┌──
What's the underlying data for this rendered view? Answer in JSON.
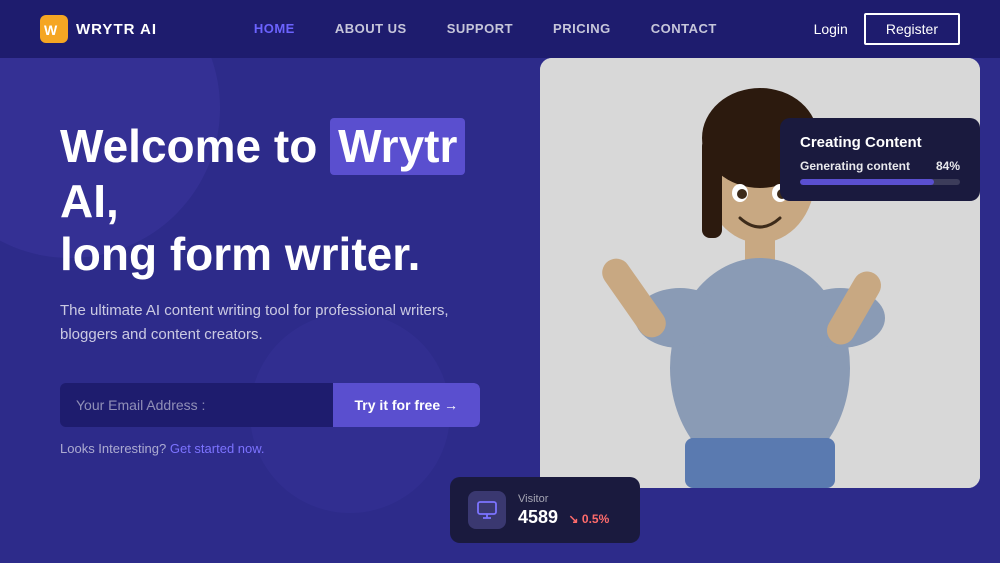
{
  "navbar": {
    "logo_text": "WRYTR AI",
    "links": [
      {
        "label": "HOME",
        "active": true
      },
      {
        "label": "ABOUT US",
        "active": false
      },
      {
        "label": "SUPPORT",
        "active": false
      },
      {
        "label": "PRICING",
        "active": false
      },
      {
        "label": "CONTACT",
        "active": false
      }
    ],
    "login_label": "Login",
    "register_label": "Register"
  },
  "hero": {
    "title_prefix": "Welcome to",
    "title_highlight": "Wrytr",
    "title_suffix": "AI,",
    "title_line2": "long form writer.",
    "subtitle": "The ultimate AI content writing tool for professional writers, bloggers and content creators.",
    "email_placeholder": "Your Email Address :",
    "cta_button": "Try it for free →",
    "note_prefix": "Looks Interesting?",
    "note_link": "Get started now."
  },
  "creating_content": {
    "title": "Creating Content",
    "label": "Generating content",
    "percent": "84%",
    "percent_value": 84
  },
  "visitor": {
    "label": "Visitor",
    "count": "4589",
    "trend": "↘ 0.5%"
  },
  "colors": {
    "accent": "#5a4fcf",
    "background": "#2d2b8a",
    "nav_bg": "#1e1c6e",
    "card_bg": "#1a1a3e",
    "trend_down": "#ff6b6b"
  }
}
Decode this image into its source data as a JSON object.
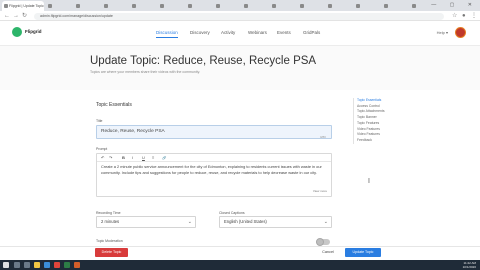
{
  "browser": {
    "tabs": [
      "Flipgrid | Update Topic",
      "",
      "",
      "",
      "",
      "",
      "",
      "",
      "",
      "",
      "",
      "",
      "",
      "",
      "",
      ""
    ],
    "url": "admin.flipgrid.com/manage/discussion/update",
    "window_controls": "— ▢ ✕"
  },
  "app": {
    "logo_text": "Flipgrid",
    "nav": [
      "Discussion",
      "Discovery",
      "Activity",
      "Webinars",
      "Events",
      "GridPals"
    ],
    "help": "Help ▾"
  },
  "page": {
    "title": "Update Topic: Reduce, Reuse, Recycle PSA",
    "subtitle": "Topics are where your members share their videos with the community."
  },
  "form": {
    "section_title": "Topic Essentials",
    "title_label": "Title",
    "title_value": "Reduce, Reuse, Recycle PSA",
    "title_counter": "0/80",
    "prompt_label": "Prompt",
    "toolbar": [
      "↶",
      "↷",
      "B",
      "I",
      "U",
      "≡",
      "🔗"
    ],
    "prompt_text": "Create a 2 minute public service announcement for the city of Edmonton, explaining to residents current issues with waste in our community. Include tips and suggestions for people to reduce, reuse, and recycle materials to help decrease waste in our city.",
    "view_more": "View more",
    "recording_label": "Recording Time",
    "recording_value": "2 minutes",
    "caption_label": "Closed Captions",
    "caption_value": "English (United States)",
    "toggle_label": "Topic Moderation"
  },
  "sidenav": [
    "Topic Essentials",
    "Access Control",
    "Topic Attachments",
    "Topic Banner",
    "Topic Features",
    "Video Features",
    "Video Features",
    "Feedback"
  ],
  "actions": {
    "delete": "Delete Topic",
    "cancel": "Cancel",
    "update": "Update Topic"
  },
  "taskbar": {
    "time": "11:22 AM",
    "date": "10/1/2020"
  },
  "colors": {
    "accent": "#2a7de1",
    "danger": "#d83b3b",
    "brand": "#2db56a"
  }
}
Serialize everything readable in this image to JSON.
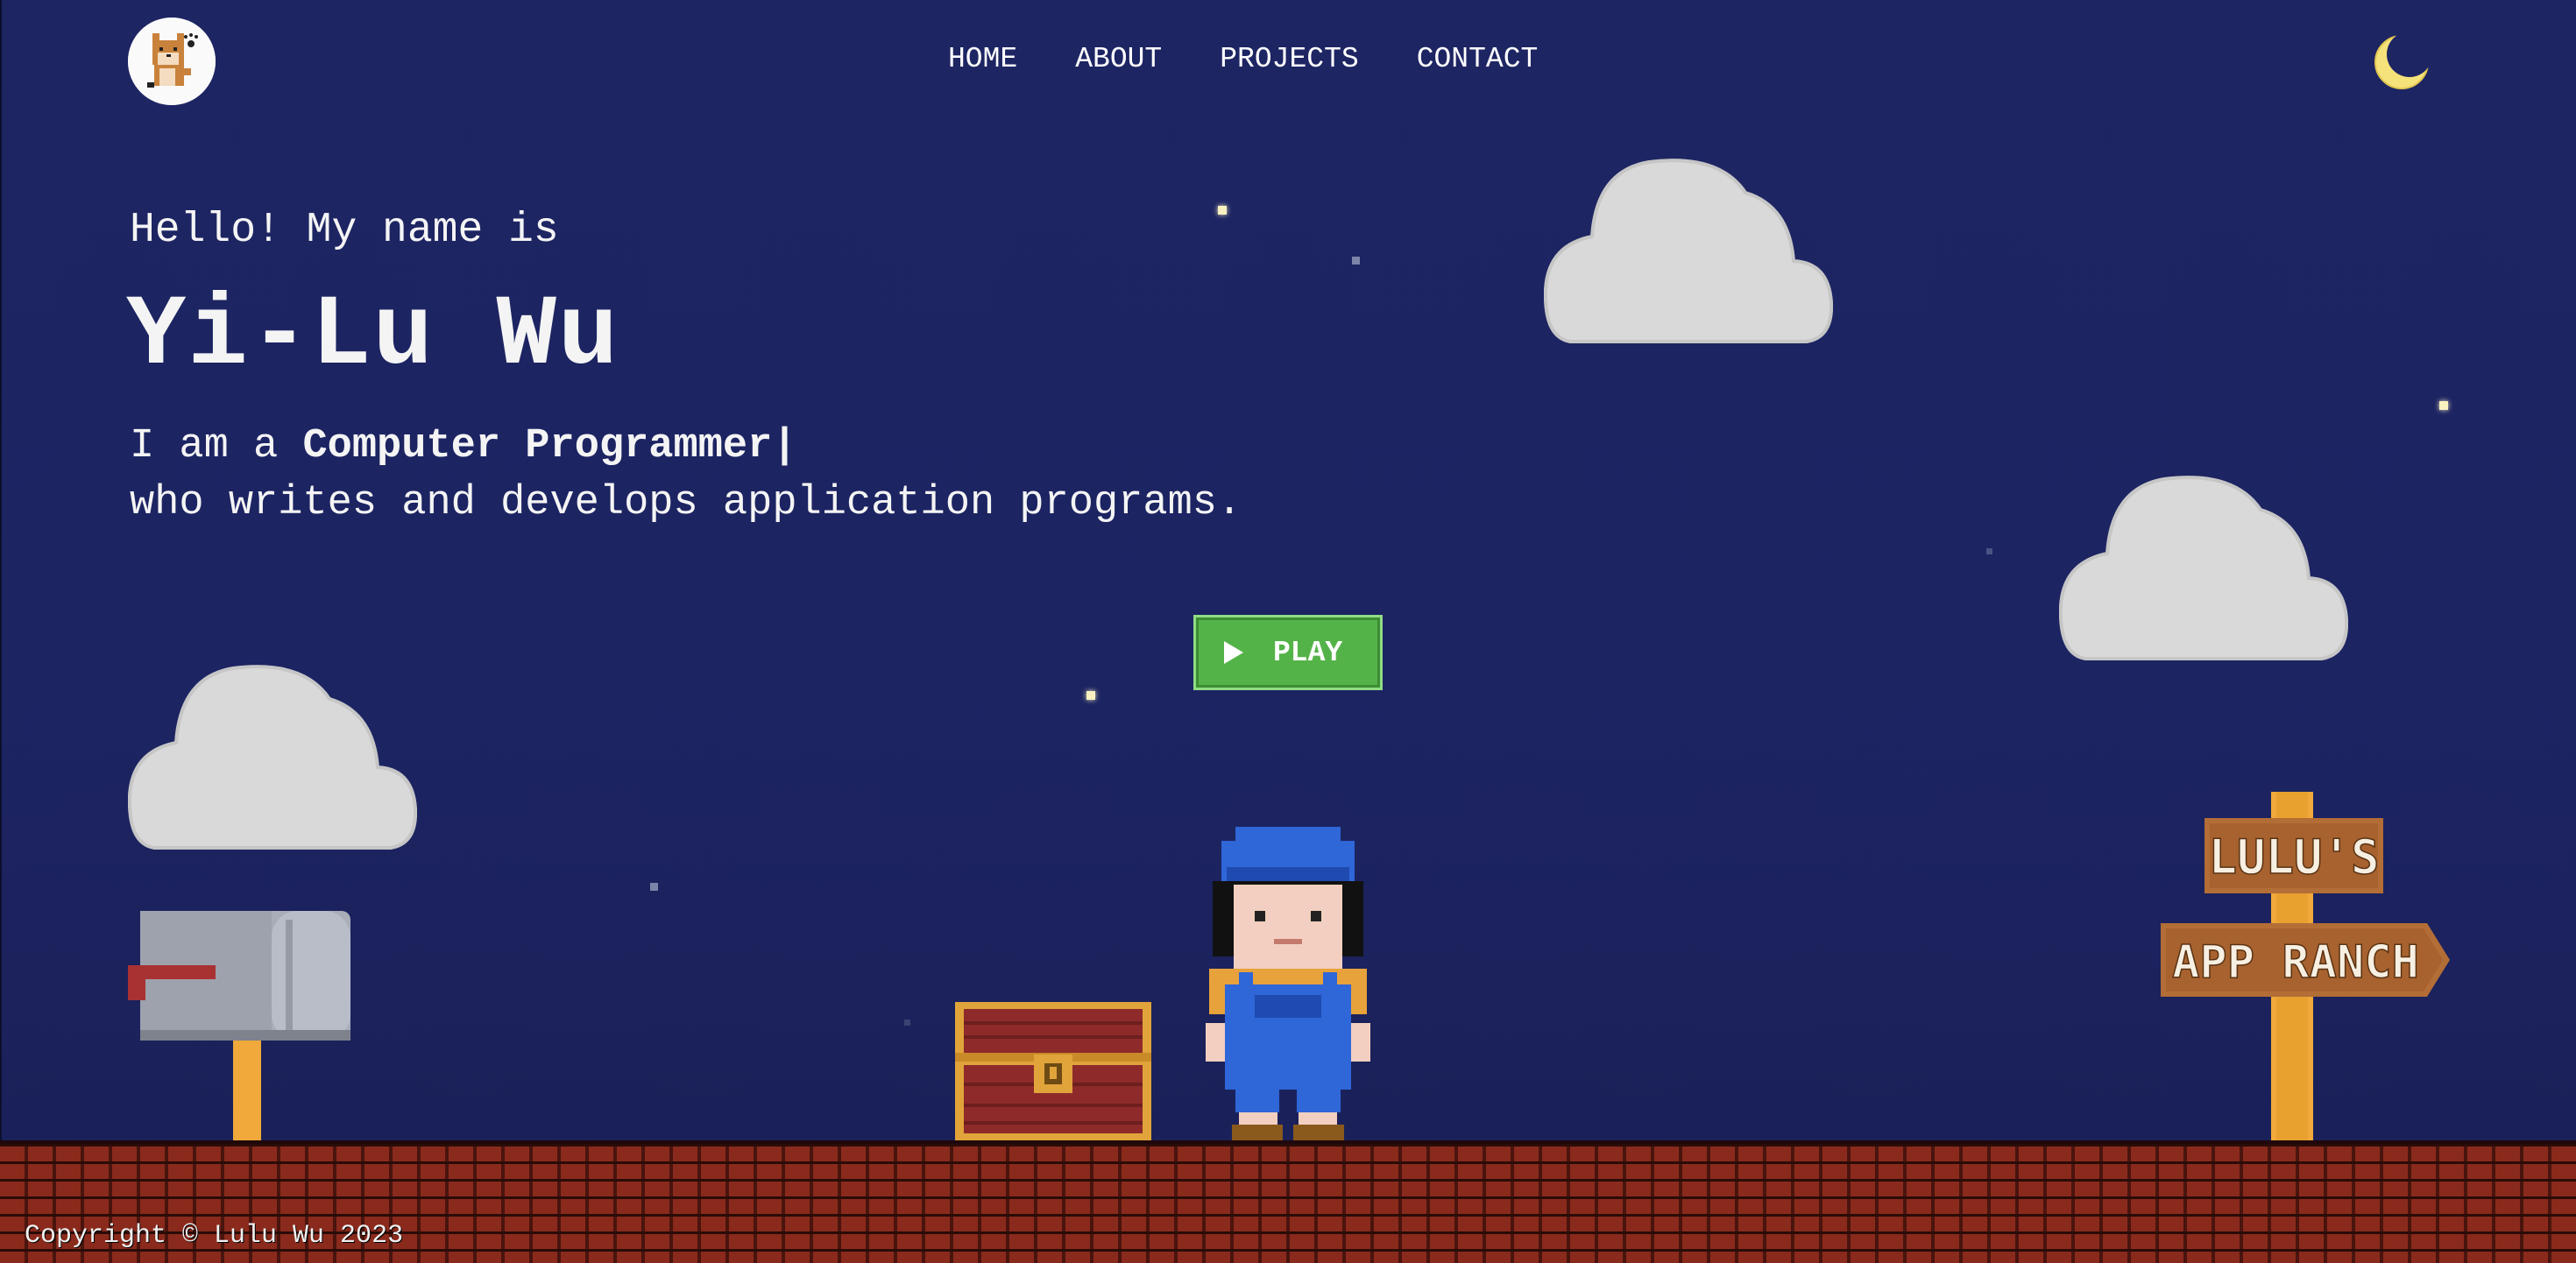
{
  "header": {
    "logo_alt": "shiba dog logo",
    "nav": [
      {
        "label": "HOME"
      },
      {
        "label": "ABOUT"
      },
      {
        "label": "PROJECTS"
      },
      {
        "label": "CONTACT"
      }
    ],
    "theme_toggle_icon": "moon-icon"
  },
  "hero": {
    "greeting": "Hello! My name is",
    "name": "Yi-Lu Wu",
    "role_prefix": "I am a ",
    "role": "Computer Programmer|",
    "description": "who writes and develops application programs."
  },
  "play_button": {
    "label": "PLAY",
    "icon": "play-icon"
  },
  "scene": {
    "signpost_top": "LULU'S",
    "signpost_bottom": "APP RANCH"
  },
  "footer": {
    "copyright": "Copyright © Lulu Wu 2023"
  },
  "colors": {
    "background": "#1e2563",
    "play_button": "#54b348",
    "moon": "#f6e27a",
    "brick": "#8a2a1c"
  }
}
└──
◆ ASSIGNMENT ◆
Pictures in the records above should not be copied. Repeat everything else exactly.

◆ ANSWER AREA ◆
What's the underlying data for this rendered view? Answer in JSON.
{
  "navbar": {
    "logo_text": "WRYTR AI",
    "links": [
      {
        "label": "HOME",
        "active": true
      },
      {
        "label": "ABOUT US",
        "active": false
      },
      {
        "label": "SUPPORT",
        "active": false
      },
      {
        "label": "PRICING",
        "active": false
      },
      {
        "label": "CONTACT",
        "active": false
      }
    ],
    "login_label": "Login",
    "register_label": "Register"
  },
  "hero": {
    "title_prefix": "Welcome to",
    "title_highlight": "Wrytr",
    "title_suffix": "AI,",
    "title_line2": "long form writer.",
    "subtitle": "The ultimate AI content writing tool for professional writers, bloggers and content creators.",
    "email_placeholder": "Your Email Address :",
    "cta_button": "Try it for free →",
    "note_prefix": "Looks Interesting?",
    "note_link": "Get started now."
  },
  "creating_content": {
    "title": "Creating Content",
    "label": "Generating content",
    "percent": "84%",
    "percent_value": 84
  },
  "visitor": {
    "label": "Visitor",
    "count": "4589",
    "trend": "↘ 0.5%"
  },
  "colors": {
    "accent": "#5a4fcf",
    "background": "#2d2b8a",
    "nav_bg": "#1e1c6e",
    "card_bg": "#1a1a3e",
    "trend_down": "#ff6b6b"
  }
}
Decode this image into its source data as a JSON object.
{
  "browser": {
    "tabs": [
      "Flipgrid | Update Topic",
      "",
      "",
      "",
      "",
      "",
      "",
      "",
      "",
      "",
      "",
      "",
      "",
      "",
      "",
      ""
    ],
    "url": "admin.flipgrid.com/manage/discussion/update",
    "window_controls": "— ▢ ✕"
  },
  "app": {
    "logo_text": "Flipgrid",
    "nav": [
      "Discussion",
      "Discovery",
      "Activity",
      "Webinars",
      "Events",
      "GridPals"
    ],
    "help": "Help ▾"
  },
  "page": {
    "title": "Update Topic: Reduce, Reuse, Recycle PSA",
    "subtitle": "Topics are where your members share their videos with the community."
  },
  "form": {
    "section_title": "Topic Essentials",
    "title_label": "Title",
    "title_value": "Reduce, Reuse, Recycle PSA",
    "title_counter": "0/80",
    "prompt_label": "Prompt",
    "toolbar": [
      "↶",
      "↷",
      "B",
      "I",
      "U",
      "≡",
      "🔗"
    ],
    "prompt_text": "Create a 2 minute public service announcement for the city of Edmonton, explaining to residents current issues with waste in our community. Include tips and suggestions for people to reduce, reuse, and recycle materials to help decrease waste in our city.",
    "view_more": "View more",
    "recording_label": "Recording Time",
    "recording_value": "2 minutes",
    "caption_label": "Closed Captions",
    "caption_value": "English (United States)",
    "toggle_label": "Topic Moderation"
  },
  "sidenav": [
    "Topic Essentials",
    "Access Control",
    "Topic Attachments",
    "Topic Banner",
    "Topic Features",
    "Video Features",
    "Video Features",
    "Feedback"
  ],
  "actions": {
    "delete": "Delete Topic",
    "cancel": "Cancel",
    "update": "Update Topic"
  },
  "taskbar": {
    "time": "11:22 AM",
    "date": "10/1/2020"
  },
  "colors": {
    "accent": "#2a7de1",
    "danger": "#d83b3b",
    "brand": "#2db56a"
  }
}
Serialize everything readable in this image to JSON.
{
  "header": {
    "logo_alt": "shiba dog logo",
    "nav": [
      {
        "label": "HOME"
      },
      {
        "label": "ABOUT"
      },
      {
        "label": "PROJECTS"
      },
      {
        "label": "CONTACT"
      }
    ],
    "theme_toggle_icon": "moon-icon"
  },
  "hero": {
    "greeting": "Hello! My name is",
    "name": "Yi-Lu Wu",
    "role_prefix": "I am a ",
    "role": "Computer Programmer|",
    "description": "who writes and develops application programs."
  },
  "play_button": {
    "label": "PLAY",
    "icon": "play-icon"
  },
  "scene": {
    "signpost_top": "LULU'S",
    "signpost_bottom": "APP RANCH"
  },
  "footer": {
    "copyright": "Copyright © Lulu Wu 2023"
  },
  "colors": {
    "background": "#1e2563",
    "play_button": "#54b348",
    "moon": "#f6e27a",
    "brick": "#8a2a1c"
  }
}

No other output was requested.